The red-eared slider (Trachemys scripta elegans) is a semi-aquatic turtle belonging to the family Emydidae. The red stripe on each side of the head distinguishes the red-eared slider from all other North American species. The carapace (top shell) is oval and flattened, has a weak keel that is more pronounced in the young, and the rear marginal scutes are notched. The carapace usually consists of a dark green background with light and dark highly variable markings. The plastron (bottom shell) is yellow with dark paired irregular markings in the center of most scutes. The plastron is highly variable in pattern. The head, legs, and tail are green with fine yellow irregular lines.
Ten Facts about Red-eared Slider
- The female red-eared slider grows to be 25-33 cm (10-13 in) in length and males 20-25 cm (8-10 in).
- Red-eared sliders are omnivores and eat a variety of animal and plant materials in the wild including, but not limited to fish, crayfish, carrion, tadpoles, snails, crickets, wax worms, aquatic insects and numerous aquatic plant species.

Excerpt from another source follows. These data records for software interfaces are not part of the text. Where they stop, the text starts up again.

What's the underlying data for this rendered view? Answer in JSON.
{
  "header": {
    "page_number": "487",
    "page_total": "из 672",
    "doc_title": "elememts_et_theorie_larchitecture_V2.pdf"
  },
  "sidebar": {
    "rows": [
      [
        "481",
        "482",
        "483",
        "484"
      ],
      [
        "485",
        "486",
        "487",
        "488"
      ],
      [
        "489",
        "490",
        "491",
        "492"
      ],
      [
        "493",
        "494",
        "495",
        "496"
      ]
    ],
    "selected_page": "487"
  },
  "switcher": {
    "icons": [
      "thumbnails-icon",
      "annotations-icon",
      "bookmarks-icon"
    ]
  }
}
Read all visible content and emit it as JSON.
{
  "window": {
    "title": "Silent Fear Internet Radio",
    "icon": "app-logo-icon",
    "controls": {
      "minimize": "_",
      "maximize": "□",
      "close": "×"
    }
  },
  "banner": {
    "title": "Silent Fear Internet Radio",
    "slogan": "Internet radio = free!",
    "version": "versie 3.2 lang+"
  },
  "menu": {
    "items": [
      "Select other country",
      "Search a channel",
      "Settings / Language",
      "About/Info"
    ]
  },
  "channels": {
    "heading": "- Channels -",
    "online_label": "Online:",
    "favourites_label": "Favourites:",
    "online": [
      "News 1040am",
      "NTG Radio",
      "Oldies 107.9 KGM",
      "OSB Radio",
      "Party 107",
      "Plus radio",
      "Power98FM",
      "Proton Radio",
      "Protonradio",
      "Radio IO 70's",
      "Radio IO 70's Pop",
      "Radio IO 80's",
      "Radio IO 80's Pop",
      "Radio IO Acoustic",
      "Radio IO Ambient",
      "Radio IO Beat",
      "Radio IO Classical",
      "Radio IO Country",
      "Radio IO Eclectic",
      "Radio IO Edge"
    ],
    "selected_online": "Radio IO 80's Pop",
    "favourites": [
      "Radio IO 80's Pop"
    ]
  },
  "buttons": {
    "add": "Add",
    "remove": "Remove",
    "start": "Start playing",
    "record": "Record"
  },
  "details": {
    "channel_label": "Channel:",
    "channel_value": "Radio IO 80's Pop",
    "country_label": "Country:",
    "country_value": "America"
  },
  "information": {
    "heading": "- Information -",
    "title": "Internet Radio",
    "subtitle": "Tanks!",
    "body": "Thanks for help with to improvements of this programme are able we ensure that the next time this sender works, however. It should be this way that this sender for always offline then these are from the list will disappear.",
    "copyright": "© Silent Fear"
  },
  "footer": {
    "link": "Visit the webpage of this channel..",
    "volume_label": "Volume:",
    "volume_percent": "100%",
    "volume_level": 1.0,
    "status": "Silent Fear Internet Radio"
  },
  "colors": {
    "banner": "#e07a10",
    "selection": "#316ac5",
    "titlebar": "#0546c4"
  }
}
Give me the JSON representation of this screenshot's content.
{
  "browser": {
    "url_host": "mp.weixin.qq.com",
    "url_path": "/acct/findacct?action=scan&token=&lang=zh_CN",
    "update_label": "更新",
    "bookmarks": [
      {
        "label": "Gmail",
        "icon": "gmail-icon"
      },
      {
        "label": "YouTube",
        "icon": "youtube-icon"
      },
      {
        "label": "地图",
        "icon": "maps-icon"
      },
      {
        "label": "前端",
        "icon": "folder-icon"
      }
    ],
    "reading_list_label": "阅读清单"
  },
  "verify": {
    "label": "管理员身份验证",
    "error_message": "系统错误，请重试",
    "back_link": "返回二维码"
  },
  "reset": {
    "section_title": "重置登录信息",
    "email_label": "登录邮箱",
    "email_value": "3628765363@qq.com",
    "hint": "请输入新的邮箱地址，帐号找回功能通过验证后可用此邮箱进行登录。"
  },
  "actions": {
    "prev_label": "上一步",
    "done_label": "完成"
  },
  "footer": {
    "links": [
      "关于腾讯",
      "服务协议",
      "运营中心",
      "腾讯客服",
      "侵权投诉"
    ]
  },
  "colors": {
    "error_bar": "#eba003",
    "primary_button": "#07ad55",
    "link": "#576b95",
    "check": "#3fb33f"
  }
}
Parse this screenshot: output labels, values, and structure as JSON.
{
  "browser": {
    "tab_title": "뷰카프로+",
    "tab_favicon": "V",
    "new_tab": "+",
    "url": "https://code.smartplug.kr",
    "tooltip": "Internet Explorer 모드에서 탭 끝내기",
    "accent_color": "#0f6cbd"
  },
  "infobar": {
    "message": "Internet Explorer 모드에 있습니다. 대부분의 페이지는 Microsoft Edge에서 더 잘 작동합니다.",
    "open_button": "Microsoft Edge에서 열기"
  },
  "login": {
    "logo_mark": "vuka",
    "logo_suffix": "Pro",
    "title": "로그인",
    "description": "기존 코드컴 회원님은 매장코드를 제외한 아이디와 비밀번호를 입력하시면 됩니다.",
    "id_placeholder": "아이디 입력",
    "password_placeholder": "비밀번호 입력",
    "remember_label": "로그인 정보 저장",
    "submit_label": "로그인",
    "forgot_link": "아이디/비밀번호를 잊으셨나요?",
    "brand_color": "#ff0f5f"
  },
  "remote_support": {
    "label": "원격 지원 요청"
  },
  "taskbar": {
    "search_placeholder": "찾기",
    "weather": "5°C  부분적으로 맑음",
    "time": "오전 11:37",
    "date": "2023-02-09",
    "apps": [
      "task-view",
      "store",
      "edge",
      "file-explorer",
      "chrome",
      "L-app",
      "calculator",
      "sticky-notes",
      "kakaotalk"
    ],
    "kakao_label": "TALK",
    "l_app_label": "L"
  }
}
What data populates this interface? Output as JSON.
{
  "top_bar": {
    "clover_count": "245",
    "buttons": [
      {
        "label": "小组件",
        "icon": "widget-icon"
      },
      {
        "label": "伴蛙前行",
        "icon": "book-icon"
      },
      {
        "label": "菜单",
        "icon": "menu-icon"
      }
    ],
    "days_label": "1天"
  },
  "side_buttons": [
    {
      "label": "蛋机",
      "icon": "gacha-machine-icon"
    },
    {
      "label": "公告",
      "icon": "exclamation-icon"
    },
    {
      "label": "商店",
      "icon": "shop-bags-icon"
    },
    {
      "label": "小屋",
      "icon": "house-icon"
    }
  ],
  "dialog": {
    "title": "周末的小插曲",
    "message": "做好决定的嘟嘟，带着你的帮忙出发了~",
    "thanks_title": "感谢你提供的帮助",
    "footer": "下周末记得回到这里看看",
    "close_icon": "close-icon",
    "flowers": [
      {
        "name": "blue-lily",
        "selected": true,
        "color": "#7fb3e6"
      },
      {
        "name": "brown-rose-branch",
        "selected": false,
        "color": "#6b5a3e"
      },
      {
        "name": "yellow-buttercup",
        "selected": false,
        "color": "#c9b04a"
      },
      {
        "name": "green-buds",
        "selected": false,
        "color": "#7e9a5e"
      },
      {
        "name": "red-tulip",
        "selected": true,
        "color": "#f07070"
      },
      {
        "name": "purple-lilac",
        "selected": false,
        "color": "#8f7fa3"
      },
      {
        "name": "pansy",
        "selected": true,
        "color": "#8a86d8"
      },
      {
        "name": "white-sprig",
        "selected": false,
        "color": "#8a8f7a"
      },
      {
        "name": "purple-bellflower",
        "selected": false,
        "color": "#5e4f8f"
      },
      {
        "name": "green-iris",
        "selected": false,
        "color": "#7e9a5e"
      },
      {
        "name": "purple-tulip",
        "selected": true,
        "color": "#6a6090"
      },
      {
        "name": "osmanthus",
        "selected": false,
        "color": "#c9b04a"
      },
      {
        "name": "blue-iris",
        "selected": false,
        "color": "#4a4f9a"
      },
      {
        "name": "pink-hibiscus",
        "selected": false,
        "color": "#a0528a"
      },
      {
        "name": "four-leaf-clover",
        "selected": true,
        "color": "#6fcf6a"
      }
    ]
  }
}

- To prevent attempted brumation in an aquarium, lights should be on for 12-14 hours per day and the water temperature should be maintained between 24-27 °C (75-81 °F).
- Courtship and mating activities for red-eared sliders usually occur between March and July, and take place underwater.
- Mating begins in May and egg-laying occurs in May through early July.
- One female can lay up to five clutches in the same year and clutches are usually spaced twelve to thirty-six days apart.
- Eggs hatch sixty to ninety days after they have been laid.
- They can live more than 100 years in captivity.
- Red-eared Sliders are found in the United States from Virginia to Florida and west to Kansas, Oklahoma, Texas, and New Mexico.
- The "slider" part of their name comes from their ability to slide off rocks and logs and into the water quickly.